===== MATERIAL FOR THE TASK =====

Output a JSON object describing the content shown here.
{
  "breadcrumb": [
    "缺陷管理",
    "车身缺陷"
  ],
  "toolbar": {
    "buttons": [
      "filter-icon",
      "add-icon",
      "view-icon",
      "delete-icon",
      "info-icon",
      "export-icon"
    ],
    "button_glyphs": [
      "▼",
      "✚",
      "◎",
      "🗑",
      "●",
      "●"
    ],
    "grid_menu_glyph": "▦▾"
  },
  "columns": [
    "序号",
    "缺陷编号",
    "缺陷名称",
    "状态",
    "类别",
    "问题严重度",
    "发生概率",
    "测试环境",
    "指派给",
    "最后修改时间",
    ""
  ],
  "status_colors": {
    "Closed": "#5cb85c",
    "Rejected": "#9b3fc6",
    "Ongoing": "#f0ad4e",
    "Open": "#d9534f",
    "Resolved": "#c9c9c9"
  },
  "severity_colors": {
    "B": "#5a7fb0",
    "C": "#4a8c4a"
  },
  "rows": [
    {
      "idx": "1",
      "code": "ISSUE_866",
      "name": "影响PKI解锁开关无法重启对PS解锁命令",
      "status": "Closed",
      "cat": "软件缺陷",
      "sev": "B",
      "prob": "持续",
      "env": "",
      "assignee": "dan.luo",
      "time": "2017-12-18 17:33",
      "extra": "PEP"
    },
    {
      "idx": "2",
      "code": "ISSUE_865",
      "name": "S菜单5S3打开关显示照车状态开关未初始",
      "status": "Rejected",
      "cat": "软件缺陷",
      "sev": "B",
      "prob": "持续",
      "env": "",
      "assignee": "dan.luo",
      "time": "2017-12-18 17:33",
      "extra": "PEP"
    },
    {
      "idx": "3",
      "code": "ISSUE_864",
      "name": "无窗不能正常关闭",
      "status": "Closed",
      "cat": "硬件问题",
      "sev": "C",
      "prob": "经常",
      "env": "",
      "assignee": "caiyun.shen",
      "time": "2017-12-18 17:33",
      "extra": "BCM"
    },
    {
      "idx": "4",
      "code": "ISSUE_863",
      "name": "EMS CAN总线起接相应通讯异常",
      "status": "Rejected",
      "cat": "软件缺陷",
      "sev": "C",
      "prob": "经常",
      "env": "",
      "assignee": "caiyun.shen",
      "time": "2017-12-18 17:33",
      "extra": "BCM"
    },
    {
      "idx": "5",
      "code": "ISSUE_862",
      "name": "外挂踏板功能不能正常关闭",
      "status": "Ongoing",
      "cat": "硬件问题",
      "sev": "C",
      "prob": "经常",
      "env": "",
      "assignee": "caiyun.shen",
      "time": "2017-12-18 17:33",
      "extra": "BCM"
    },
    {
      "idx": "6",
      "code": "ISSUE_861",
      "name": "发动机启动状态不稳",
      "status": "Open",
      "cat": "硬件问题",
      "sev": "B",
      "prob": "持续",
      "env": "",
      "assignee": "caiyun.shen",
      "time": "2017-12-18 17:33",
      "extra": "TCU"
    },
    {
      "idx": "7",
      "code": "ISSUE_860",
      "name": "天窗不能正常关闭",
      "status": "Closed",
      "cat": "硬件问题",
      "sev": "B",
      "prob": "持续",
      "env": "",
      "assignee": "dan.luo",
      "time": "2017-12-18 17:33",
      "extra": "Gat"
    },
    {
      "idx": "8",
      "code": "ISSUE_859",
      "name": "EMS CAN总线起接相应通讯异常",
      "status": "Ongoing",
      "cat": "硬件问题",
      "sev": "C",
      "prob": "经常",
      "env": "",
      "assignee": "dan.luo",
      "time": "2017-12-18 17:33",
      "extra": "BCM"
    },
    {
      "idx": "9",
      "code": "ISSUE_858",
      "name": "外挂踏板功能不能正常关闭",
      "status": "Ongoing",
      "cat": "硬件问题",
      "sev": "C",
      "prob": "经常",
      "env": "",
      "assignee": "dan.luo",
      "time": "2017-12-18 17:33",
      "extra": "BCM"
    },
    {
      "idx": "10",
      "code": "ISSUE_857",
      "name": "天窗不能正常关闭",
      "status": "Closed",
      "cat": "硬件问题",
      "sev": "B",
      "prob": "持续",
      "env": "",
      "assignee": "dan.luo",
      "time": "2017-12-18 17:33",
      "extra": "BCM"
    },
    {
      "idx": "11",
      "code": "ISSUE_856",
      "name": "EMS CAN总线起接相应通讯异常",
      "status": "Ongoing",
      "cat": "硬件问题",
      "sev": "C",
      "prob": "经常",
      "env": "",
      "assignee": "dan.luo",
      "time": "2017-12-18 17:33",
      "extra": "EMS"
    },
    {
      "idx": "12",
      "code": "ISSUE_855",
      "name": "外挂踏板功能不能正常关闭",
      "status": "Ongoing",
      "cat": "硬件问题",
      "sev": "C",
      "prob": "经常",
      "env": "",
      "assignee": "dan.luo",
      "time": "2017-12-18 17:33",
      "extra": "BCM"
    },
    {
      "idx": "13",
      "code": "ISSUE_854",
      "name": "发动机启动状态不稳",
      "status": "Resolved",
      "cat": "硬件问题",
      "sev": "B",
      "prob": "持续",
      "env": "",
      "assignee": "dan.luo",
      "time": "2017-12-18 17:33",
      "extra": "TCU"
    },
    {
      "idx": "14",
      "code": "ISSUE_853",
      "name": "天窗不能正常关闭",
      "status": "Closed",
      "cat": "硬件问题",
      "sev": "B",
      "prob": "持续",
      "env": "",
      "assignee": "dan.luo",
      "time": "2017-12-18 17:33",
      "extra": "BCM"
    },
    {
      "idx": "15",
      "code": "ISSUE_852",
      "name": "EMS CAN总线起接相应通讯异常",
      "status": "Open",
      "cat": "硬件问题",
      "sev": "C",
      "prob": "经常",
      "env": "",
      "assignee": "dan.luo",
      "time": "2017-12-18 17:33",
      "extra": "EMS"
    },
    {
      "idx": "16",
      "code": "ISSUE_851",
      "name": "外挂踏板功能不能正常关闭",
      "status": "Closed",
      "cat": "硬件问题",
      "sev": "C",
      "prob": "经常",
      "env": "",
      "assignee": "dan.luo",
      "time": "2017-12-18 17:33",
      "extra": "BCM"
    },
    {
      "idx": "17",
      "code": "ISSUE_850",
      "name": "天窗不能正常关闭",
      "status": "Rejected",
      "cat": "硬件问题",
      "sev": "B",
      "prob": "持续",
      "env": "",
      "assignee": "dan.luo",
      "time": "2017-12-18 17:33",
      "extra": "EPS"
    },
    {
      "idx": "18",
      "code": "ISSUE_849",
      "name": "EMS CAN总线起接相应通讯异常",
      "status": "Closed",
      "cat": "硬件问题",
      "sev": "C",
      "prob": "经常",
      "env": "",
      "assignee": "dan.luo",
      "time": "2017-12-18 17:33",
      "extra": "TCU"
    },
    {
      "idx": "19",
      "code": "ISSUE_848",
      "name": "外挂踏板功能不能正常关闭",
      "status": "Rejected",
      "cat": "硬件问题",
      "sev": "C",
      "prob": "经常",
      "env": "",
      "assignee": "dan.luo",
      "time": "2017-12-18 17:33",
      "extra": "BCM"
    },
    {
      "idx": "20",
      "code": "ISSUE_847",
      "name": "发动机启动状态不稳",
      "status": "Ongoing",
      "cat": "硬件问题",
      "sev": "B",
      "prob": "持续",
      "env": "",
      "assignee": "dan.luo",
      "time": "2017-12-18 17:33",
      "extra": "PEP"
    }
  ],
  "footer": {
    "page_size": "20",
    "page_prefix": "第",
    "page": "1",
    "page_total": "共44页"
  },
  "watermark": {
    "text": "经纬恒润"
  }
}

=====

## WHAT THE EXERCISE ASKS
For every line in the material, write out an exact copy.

## EXPECTED OUTPUT
Output a JSON object describing the content shown here.
{
  "breadcrumb": [
    "缺陷管理",
    "车身缺陷"
  ],
  "toolbar": {
    "buttons": [
      "filter-icon",
      "add-icon",
      "view-icon",
      "delete-icon",
      "info-icon",
      "export-icon"
    ],
    "button_glyphs": [
      "▼",
      "✚",
      "◎",
      "🗑",
      "●",
      "●"
    ],
    "grid_menu_glyph": "▦▾"
  },
  "columns": [
    "序号",
    "缺陷编号",
    "缺陷名称",
    "状态",
    "类别",
    "问题严重度",
    "发生概率",
    "测试环境",
    "指派给",
    "最后修改时间",
    ""
  ],
  "status_colors": {
    "Closed": "#5cb85c",
    "Rejected": "#9b3fc6",
    "Ongoing": "#f0ad4e",
    "Open": "#d9534f",
    "Resolved": "#c9c9c9"
  },
  "severity_colors": {
    "B": "#5a7fb0",
    "C": "#4a8c4a"
  },
  "rows": [
    {
      "idx": "1",
      "code": "ISSUE_866",
      "name": "影响PKI解锁开关无法重启对PS解锁命令",
      "status": "Closed",
      "cat": "软件缺陷",
      "sev": "B",
      "prob": "持续",
      "env": "",
      "assignee": "dan.luo",
      "time": "2017-12-18 17:33",
      "extra": "PEP"
    },
    {
      "idx": "2",
      "code": "ISSUE_865",
      "name": "S菜单5S3打开关显示照车状态开关未初始",
      "status": "Rejected",
      "cat": "软件缺陷",
      "sev": "B",
      "prob": "持续",
      "env": "",
      "assignee": "dan.luo",
      "time": "2017-12-18 17:33",
      "extra": "PEP"
    },
    {
      "idx": "3",
      "code": "ISSUE_864",
      "name": "无窗不能正常关闭",
      "status": "Closed",
      "cat": "硬件问题",
      "sev": "C",
      "prob": "经常",
      "env": "",
      "assignee": "caiyun.shen",
      "time": "2017-12-18 17:33",
      "extra": "BCM"
    },
    {
      "idx": "4",
      "code": "ISSUE_863",
      "name": "EMS CAN总线起接相应通讯异常",
      "status": "Rejected",
      "cat": "软件缺陷",
      "sev": "C",
      "prob": "经常",
      "env": "",
      "assignee": "caiyun.shen",
      "time": "2017-12-18 17:33",
      "extra": "BCM"
    },
    {
      "idx": "5",
      "code": "ISSUE_862",
      "name": "外挂踏板功能不能正常关闭",
      "status": "Ongoing",
      "cat": "硬件问题",
      "sev": "C",
      "prob": "经常",
      "env": "",
      "assignee": "caiyun.shen",
      "time": "2017-12-18 17:33",
      "extra": "BCM"
    },
    {
      "idx": "6",
      "code": "ISSUE_861",
      "name": "发动机启动状态不稳",
      "status": "Open",
      "cat": "硬件问题",
      "sev": "B",
      "prob": "持续",
      "env": "",
      "assignee": "caiyun.shen",
      "time": "2017-12-18 17:33",
      "extra": "TCU"
    },
    {
      "idx": "7",
      "code": "ISSUE_860",
      "name": "天窗不能正常关闭",
      "status": "Closed",
      "cat": "硬件问题",
      "sev": "B",
      "prob": "持续",
      "env": "",
      "assignee": "dan.luo",
      "time": "2017-12-18 17:33",
      "extra": "Gat"
    },
    {
      "idx": "8",
      "code": "ISSUE_859",
      "name": "EMS CAN总线起接相应通讯异常",
      "status": "Ongoing",
      "cat": "硬件问题",
      "sev": "C",
      "prob": "经常",
      "env": "",
      "assignee": "dan.luo",
      "time": "2017-12-18 17:33",
      "extra": "BCM"
    },
    {
      "idx": "9",
      "code": "ISSUE_858",
      "name": "外挂踏板功能不能正常关闭",
      "status": "Ongoing",
      "cat": "硬件问题",
      "sev": "C",
      "prob": "经常",
      "env": "",
      "assignee": "dan.luo",
      "time": "2017-12-18 17:33",
      "extra": "BCM"
    },
    {
      "idx": "10",
      "code": "ISSUE_857",
      "name": "天窗不能正常关闭",
      "status": "Closed",
      "cat": "硬件问题",
      "sev": "B",
      "prob": "持续",
      "env": "",
      "assignee": "dan.luo",
      "time": "2017-12-18 17:33",
      "extra": "BCM"
    },
    {
      "idx": "11",
      "code": "ISSUE_856",
      "name": "EMS CAN总线起接相应通讯异常",
      "status": "Ongoing",
      "cat": "硬件问题",
      "sev": "C",
      "prob": "经常",
      "env": "",
      "assignee": "dan.luo",
      "time": "2017-12-18 17:33",
      "extra": "EMS"
    },
    {
      "idx": "12",
      "code": "ISSUE_855",
      "name": "外挂踏板功能不能正常关闭",
      "status": "Ongoing",
      "cat": "硬件问题",
      "sev": "C",
      "prob": "经常",
      "env": "",
      "assignee": "dan.luo",
      "time": "2017-12-18 17:33",
      "extra": "BCM"
    },
    {
      "idx": "13",
      "code": "ISSUE_854",
      "name": "发动机启动状态不稳",
      "status": "Resolved",
      "cat": "硬件问题",
      "sev": "B",
      "prob": "持续",
      "env": "",
      "assignee": "dan.luo",
      "time": "2017-12-18 17:33",
      "extra": "TCU"
    },
    {
      "idx": "14",
      "code": "ISSUE_853",
      "name": "天窗不能正常关闭",
      "status": "Closed",
      "cat": "硬件问题",
      "sev": "B",
      "prob": "持续",
      "env": "",
      "assignee": "dan.luo",
      "time": "2017-12-18 17:33",
      "extra": "BCM"
    },
    {
      "idx": "15",
      "code": "ISSUE_852",
      "name": "EMS CAN总线起接相应通讯异常",
      "status": "Open",
      "cat": "硬件问题",
      "sev": "C",
      "prob": "经常",
      "env": "",
      "assignee": "dan.luo",
      "time": "2017-12-18 17:33",
      "extra": "EMS"
    },
    {
      "idx": "16",
      "code": "ISSUE_851",
      "name": "外挂踏板功能不能正常关闭",
      "status": "Closed",
      "cat": "硬件问题",
      "sev": "C",
      "prob": "经常",
      "env": "",
      "assignee": "dan.luo",
      "time": "2017-12-18 17:33",
      "extra": "BCM"
    },
    {
      "idx": "17",
      "code": "ISSUE_850",
      "name": "天窗不能正常关闭",
      "status": "Rejected",
      "cat": "硬件问题",
      "sev": "B",
      "prob": "持续",
      "env": "",
      "assignee": "dan.luo",
      "time": "2017-12-18 17:33",
      "extra": "EPS"
    },
    {
      "idx": "18",
      "code": "ISSUE_849",
      "name": "EMS CAN总线起接相应通讯异常",
      "status": "Closed",
      "cat": "硬件问题",
      "sev": "C",
      "prob": "经常",
      "env": "",
      "assignee": "dan.luo",
      "time": "2017-12-18 17:33",
      "extra": "TCU"
    },
    {
      "idx": "19",
      "code": "ISSUE_848",
      "name": "外挂踏板功能不能正常关闭",
      "status": "Rejected",
      "cat": "硬件问题",
      "sev": "C",
      "prob": "经常",
      "env": "",
      "assignee": "dan.luo",
      "time": "2017-12-18 17:33",
      "extra": "BCM"
    },
    {
      "idx": "20",
      "code": "ISSUE_847",
      "name": "发动机启动状态不稳",
      "status": "Ongoing",
      "cat": "硬件问题",
      "sev": "B",
      "prob": "持续",
      "env": "",
      "assignee": "dan.luo",
      "time": "2017-12-18 17:33",
      "extra": "PEP"
    }
  ],
  "footer": {
    "page_size": "20",
    "page_prefix": "第",
    "page": "1",
    "page_total": "共44页"
  },
  "watermark": {
    "text": "经纬恒润"
  }
}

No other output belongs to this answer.